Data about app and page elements
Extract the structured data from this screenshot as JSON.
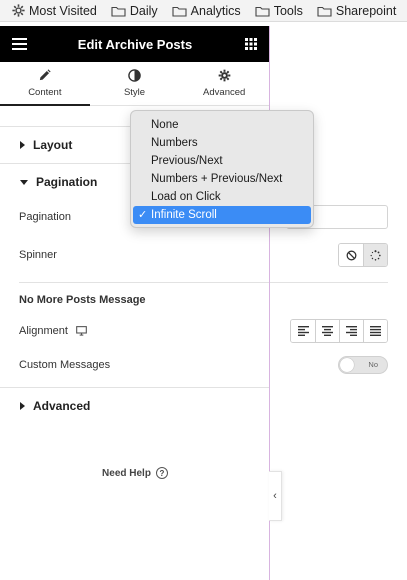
{
  "bookmarks": [
    {
      "label": "Most Visited",
      "icon": "gear-icon"
    },
    {
      "label": "Daily",
      "icon": "folder-icon"
    },
    {
      "label": "Analytics",
      "icon": "folder-icon"
    },
    {
      "label": "Tools",
      "icon": "folder-icon"
    },
    {
      "label": "Sharepoint",
      "icon": "folder-icon"
    }
  ],
  "panel": {
    "title": "Edit Archive Posts",
    "tabs": [
      {
        "label": "Content",
        "icon": "pencil-icon",
        "active": true
      },
      {
        "label": "Style",
        "icon": "half-circle-icon",
        "active": false
      },
      {
        "label": "Advanced",
        "icon": "gear-icon",
        "active": false
      }
    ]
  },
  "sections": {
    "layout": "Layout",
    "pagination": "Pagination",
    "advanced": "Advanced"
  },
  "controls": {
    "pagination_label": "Pagination",
    "spinner_label": "Spinner",
    "no_more_posts_heading": "No More Posts Message",
    "alignment_label": "Alignment",
    "custom_messages_label": "Custom Messages",
    "custom_messages_toggle": "No"
  },
  "dropdown": {
    "options": [
      "None",
      "Numbers",
      "Previous/Next",
      "Numbers + Previous/Next",
      "Load on Click",
      "Infinite Scroll"
    ],
    "selected": "Infinite Scroll",
    "check": "✓"
  },
  "footer": {
    "need_help": "Need Help",
    "help_icon": "?"
  },
  "collapse_arrow": "‹",
  "colors": {
    "header_bg": "#000000",
    "selected_option": "#3b8cf5",
    "guide_line": "#d8b4e0"
  }
}
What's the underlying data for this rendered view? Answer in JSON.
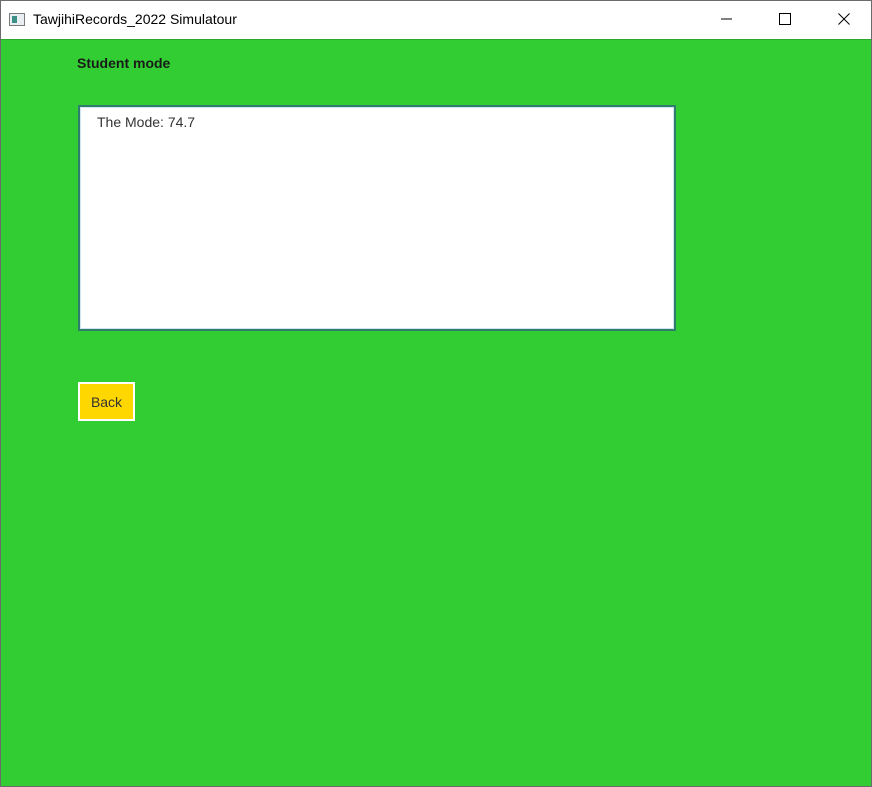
{
  "window": {
    "title": "TawjihiRecords_2022 Simulatour",
    "icon": "app-window-icon",
    "controls": {
      "minimize_icon": "minimize-icon",
      "maximize_icon": "maximize-icon",
      "close_icon": "close-icon"
    }
  },
  "main": {
    "heading": "Student mode",
    "output_text": "The Mode: 74.7",
    "back_label": "Back"
  },
  "colors": {
    "background": "#32CD32",
    "button": "#FFD700",
    "textbox_border": "#2f7d6d"
  }
}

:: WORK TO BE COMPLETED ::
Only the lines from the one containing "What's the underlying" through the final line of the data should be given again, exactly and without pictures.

:: ANSWER TO THE PROBLEM ::
What's the underlying data for this rendered view? Answer in JSON.
{
  "window": {
    "title": "TawjihiRecords_2022 Simulatour",
    "icon": "app-window-icon",
    "controls": {
      "minimize_icon": "minimize-icon",
      "maximize_icon": "maximize-icon",
      "close_icon": "close-icon"
    }
  },
  "main": {
    "heading": "Student mode",
    "output_text": "The Mode: 74.7",
    "back_label": "Back"
  },
  "colors": {
    "background": "#32CD32",
    "button": "#FFD700",
    "textbox_border": "#2f7d6d"
  }
}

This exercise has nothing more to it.